MATERIAL SUPPLIED
··········

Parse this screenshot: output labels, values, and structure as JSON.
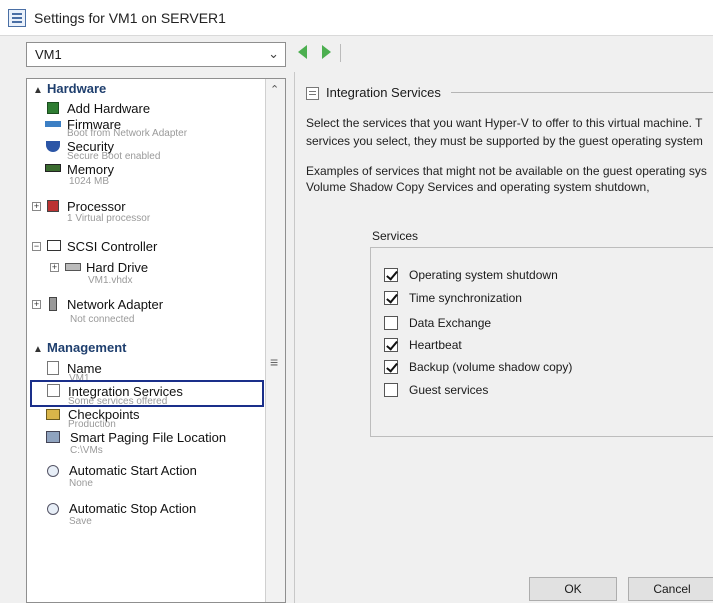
{
  "window": {
    "title": "Settings for VM1 on SERVER1"
  },
  "vm_selector": {
    "value": "VM1"
  },
  "tree": {
    "hardware_header": "Hardware",
    "management_header": "Management",
    "hardware": [
      {
        "label": "Add Hardware",
        "sub": ""
      },
      {
        "label": "Firmware",
        "sub": "Boot from Network Adapter"
      },
      {
        "label": "Security",
        "sub": "Secure Boot enabled"
      },
      {
        "label": "Memory",
        "sub": "1024 MB"
      },
      {
        "label": "Processor",
        "sub": "1 Virtual processor"
      },
      {
        "label": "SCSI Controller",
        "sub": ""
      },
      {
        "label": "Hard Drive",
        "sub": "VM1.vhdx"
      },
      {
        "label": "Network Adapter",
        "sub": "Not connected"
      }
    ],
    "management": [
      {
        "label": "Name",
        "sub": "VM1"
      },
      {
        "label": "Integration Services",
        "sub": "Some services offered"
      },
      {
        "label": "Checkpoints",
        "sub": "Production"
      },
      {
        "label": "Smart Paging File Location",
        "sub": "C:\\VMs"
      },
      {
        "label": "Automatic Start Action",
        "sub": "None"
      },
      {
        "label": "Automatic Stop Action",
        "sub": "Save"
      }
    ]
  },
  "content": {
    "header": "Integration Services",
    "para1_line1": "Select the services that you want Hyper-V to offer to this virtual machine. T",
    "para1_line2": "services you select, they must be supported by the guest operating system",
    "para2_line1": "Examples of services that might not be available on the guest operating sys",
    "para2_line2": "Volume Shadow Copy Services and operating system shutdown,",
    "services_title": "Services",
    "services": [
      {
        "label": "Operating system shutdown",
        "checked": true
      },
      {
        "label": "Time synchronization",
        "checked": true
      },
      {
        "label": "Data Exchange",
        "checked": false
      },
      {
        "label": "Heartbeat",
        "checked": true
      },
      {
        "label": "Backup (volume shadow copy)",
        "checked": true
      },
      {
        "label": "Guest services",
        "checked": false
      }
    ]
  },
  "buttons": {
    "ok": "OK",
    "cancel": "Cancel"
  },
  "icons": {
    "title": "settings-icon",
    "back": "back-arrow-icon",
    "forward": "forward-arrow-icon"
  },
  "colors": {
    "accent_green": "#4caf50",
    "section_header": "#1f3f6e",
    "selection_border": "#1a2f8a"
  }
}
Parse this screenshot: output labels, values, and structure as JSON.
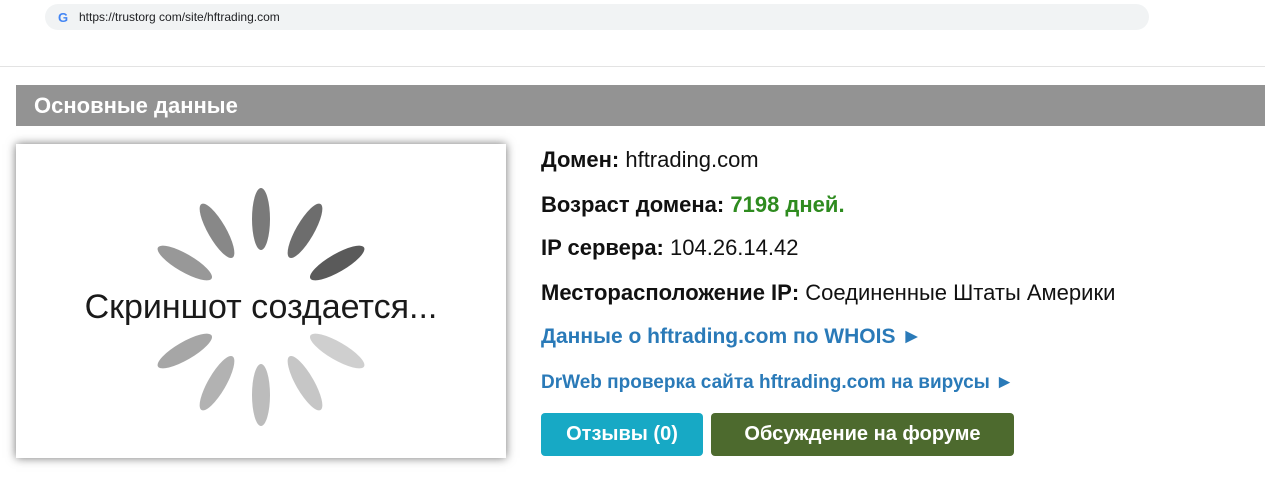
{
  "browser": {
    "url": "https://trustorg com/site/hftrading.com"
  },
  "section": {
    "title": "Основные данные"
  },
  "screenshot": {
    "placeholder_text": "Скриншот создается..."
  },
  "info": {
    "domain_label": "Домен:",
    "domain_value": "hftrading.com",
    "age_label": "Возраст домена:",
    "age_value": "7198 дней.",
    "ip_label": "IP сервера:",
    "ip_value": "104.26.14.42",
    "location_label": "Месторасположение IP:",
    "location_value": "Соединенные Штаты Америки",
    "whois_link": "Данные о hftrading.com по WHOIS ►",
    "drweb_link": "DrWeb проверка сайта hftrading.com на вирусы ►"
  },
  "buttons": {
    "reviews": "Отзывы (0)",
    "forum": "Обсуждение на форуме"
  },
  "colors": {
    "header_bg": "#939393",
    "age_green": "#2e8b1f",
    "link_blue": "#2a7ab8",
    "reviews_btn": "#17a9c5",
    "forum_btn": "#4d6a2e"
  }
}
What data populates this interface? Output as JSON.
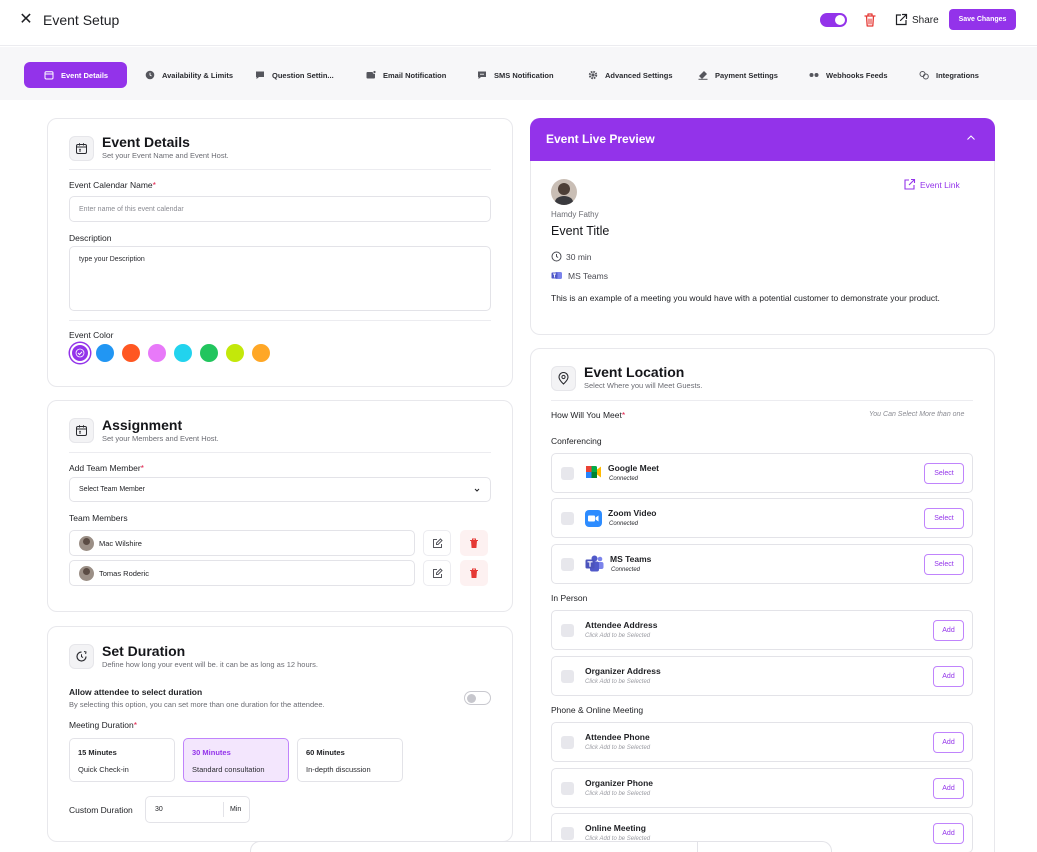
{
  "header": {
    "title": "Event Setup",
    "share_label": "Share",
    "save_label": "Save Changes"
  },
  "tabs": [
    {
      "label": "Event Details",
      "icon": "calendar-icon",
      "active": true
    },
    {
      "label": "Availability & Limits",
      "icon": "clock-icon"
    },
    {
      "label": "Question Settin...",
      "icon": "question-icon"
    },
    {
      "label": "Email Notification",
      "icon": "email-icon"
    },
    {
      "label": "SMS Notification",
      "icon": "sms-icon"
    },
    {
      "label": "Advanced Settings",
      "icon": "gear-icon"
    },
    {
      "label": "Payment Settings",
      "icon": "payment-icon"
    },
    {
      "label": "Webhooks Feeds",
      "icon": "webhook-icon"
    },
    {
      "label": "Integrations",
      "icon": "integrations-icon"
    }
  ],
  "details": {
    "title": "Event Details",
    "subtitle": "Set your Event Name and Event Host.",
    "name_label": "Event Calendar Name",
    "name_placeholder": "Enter name of this event calendar",
    "desc_label": "Description",
    "desc_value": "type your Description",
    "color_label": "Event Color",
    "colors": [
      "#9333ea",
      "#2196f3",
      "#ff5722",
      "#e879f9",
      "#22d3ee",
      "#22c55e",
      "#c3e80a",
      "#ffa726"
    ]
  },
  "assignment": {
    "title": "Assignment",
    "subtitle": "Set your Members and Event Host.",
    "add_label": "Add Team Member",
    "select_value": "Select Team Member",
    "members_label": "Team Members",
    "members": [
      "Mac Wilshire",
      "Tomas Roderic"
    ]
  },
  "duration": {
    "title": "Set Duration",
    "subtitle": "Define how long your event will be. it can be as long as 12 hours.",
    "allow_title": "Allow attendee to select duration",
    "allow_desc": "By selecting this option, you can set more than one duration for the attendee.",
    "meeting_label": "Meeting Duration",
    "options": [
      {
        "title": "15 Minutes",
        "desc": "Quick Check-in"
      },
      {
        "title": "30 Minutes",
        "desc": "Standard consultation"
      },
      {
        "title": "60 Minutes",
        "desc": "In-depth discussion"
      }
    ],
    "custom_label": "Custom Duration",
    "custom_value": "30",
    "custom_unit": "Min"
  },
  "preview": {
    "title": "Event Live Preview",
    "link_label": "Event Link",
    "host": "Hamdy Fathy",
    "event_title": "Event Title",
    "duration": "30 min",
    "platform": "MS Teams",
    "description": "This is an example of a meeting you would have with a potential customer to demonstrate your product."
  },
  "location": {
    "title": "Event Location",
    "subtitle": "Select Where you will Meet Guests.",
    "how_label": "How Will You Meet",
    "hint": "You Can Select More than one",
    "groups": {
      "conferencing": "Conferencing",
      "in_person": "In Person",
      "phone_online": "Phone & Online Meeting"
    },
    "conferencing": [
      {
        "name": "Google Meet",
        "status": "Connected",
        "action": "Select"
      },
      {
        "name": "Zoom Video",
        "status": "Connected",
        "action": "Select"
      },
      {
        "name": "MS Teams",
        "status": "Connected",
        "action": "Select"
      }
    ],
    "in_person": [
      {
        "name": "Attendee Address",
        "status": "Click Add to be Selected",
        "action": "Add"
      },
      {
        "name": "Organizer Address",
        "status": "Click Add to be Selected",
        "action": "Add"
      }
    ],
    "phone_online": [
      {
        "name": "Attendee Phone",
        "status": "Click Add to be Selected",
        "action": "Add"
      },
      {
        "name": "Organizer Phone",
        "status": "Click Add to be Selected",
        "action": "Add"
      },
      {
        "name": "Online Meeting",
        "status": "Click Add to be Selected",
        "action": "Add"
      }
    ]
  }
}
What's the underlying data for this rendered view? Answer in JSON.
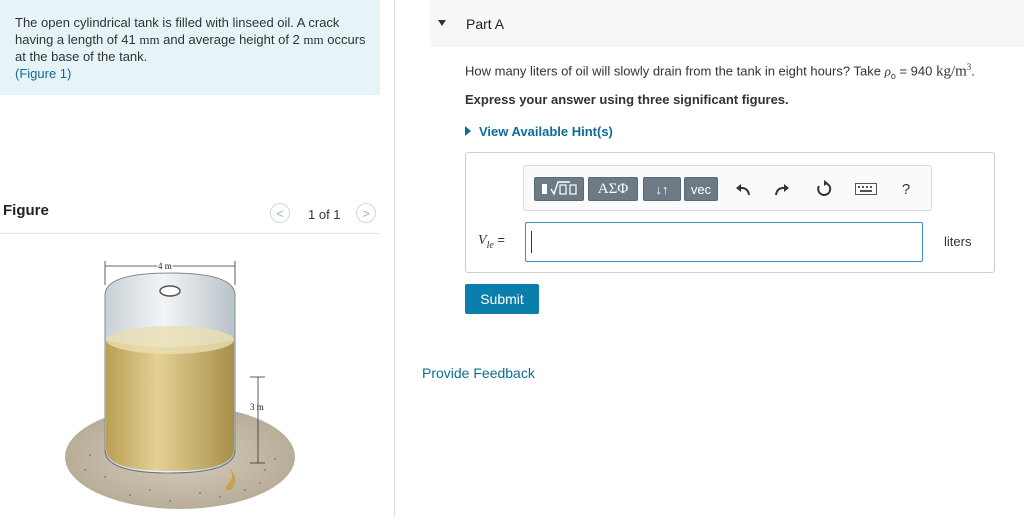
{
  "problem": {
    "text_part1": "The open cylindrical tank is filled with linseed oil. A crack having a length of 41 ",
    "length_unit": "mm",
    "text_part2": " and average height of 2 ",
    "height_unit": "mm",
    "text_part3": " occurs at the base of the tank.",
    "figure_link": "(Figure 1)"
  },
  "figure": {
    "title": "Figure",
    "pager_prev_icon": "chevron-left-icon",
    "pager_next_icon": "chevron-right-icon",
    "prev_glyph": "<",
    "next_glyph": ">",
    "pager_text": "1 of 1",
    "width_label": "4 m",
    "height_label": "3 m"
  },
  "part": {
    "title": "Part A",
    "toggle_icon": "caret-down-icon"
  },
  "question": {
    "text": "How many liters of oil will slowly drain from the tank in eight hours? Take ",
    "rho_symbol": "ρ",
    "rho_sub": "o",
    "equals_value": " = 940 ",
    "unit": "kg/m",
    "unit_exp": "3",
    "end": ".",
    "instruction": "Express your answer using three significant figures."
  },
  "hints": {
    "label": "View Available Hint(s)"
  },
  "toolbar": {
    "templates_icon": "math-templates-icon",
    "greek": "ΑΣΦ",
    "arrows": "↓↑",
    "vec": "vec",
    "undo_icon": "undo-icon",
    "redo_icon": "redo-icon",
    "reset_icon": "reset-icon",
    "keyboard_icon": "keyboard-icon",
    "help": "?"
  },
  "answer": {
    "variable": "V",
    "variable_sub": "le",
    "equals": " =",
    "value": "",
    "unit": "liters"
  },
  "actions": {
    "submit": "Submit",
    "feedback": "Provide Feedback"
  },
  "colors": {
    "problem_bg": "#e6f4f7",
    "link": "#0e6b96",
    "submit_bg": "#0b7fab",
    "toolbar_btn": "#6c7a85",
    "oil": "#d9c27a"
  }
}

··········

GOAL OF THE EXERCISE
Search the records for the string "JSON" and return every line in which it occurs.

TASK SOLUTION
Parse this screenshot: output labels, values, and structure as JSON.
Parse this screenshot: output labels, values, and structure as JSON.
What data populates this interface? Output as JSON.
What's the underlying data for this rendered view? Answer in JSON.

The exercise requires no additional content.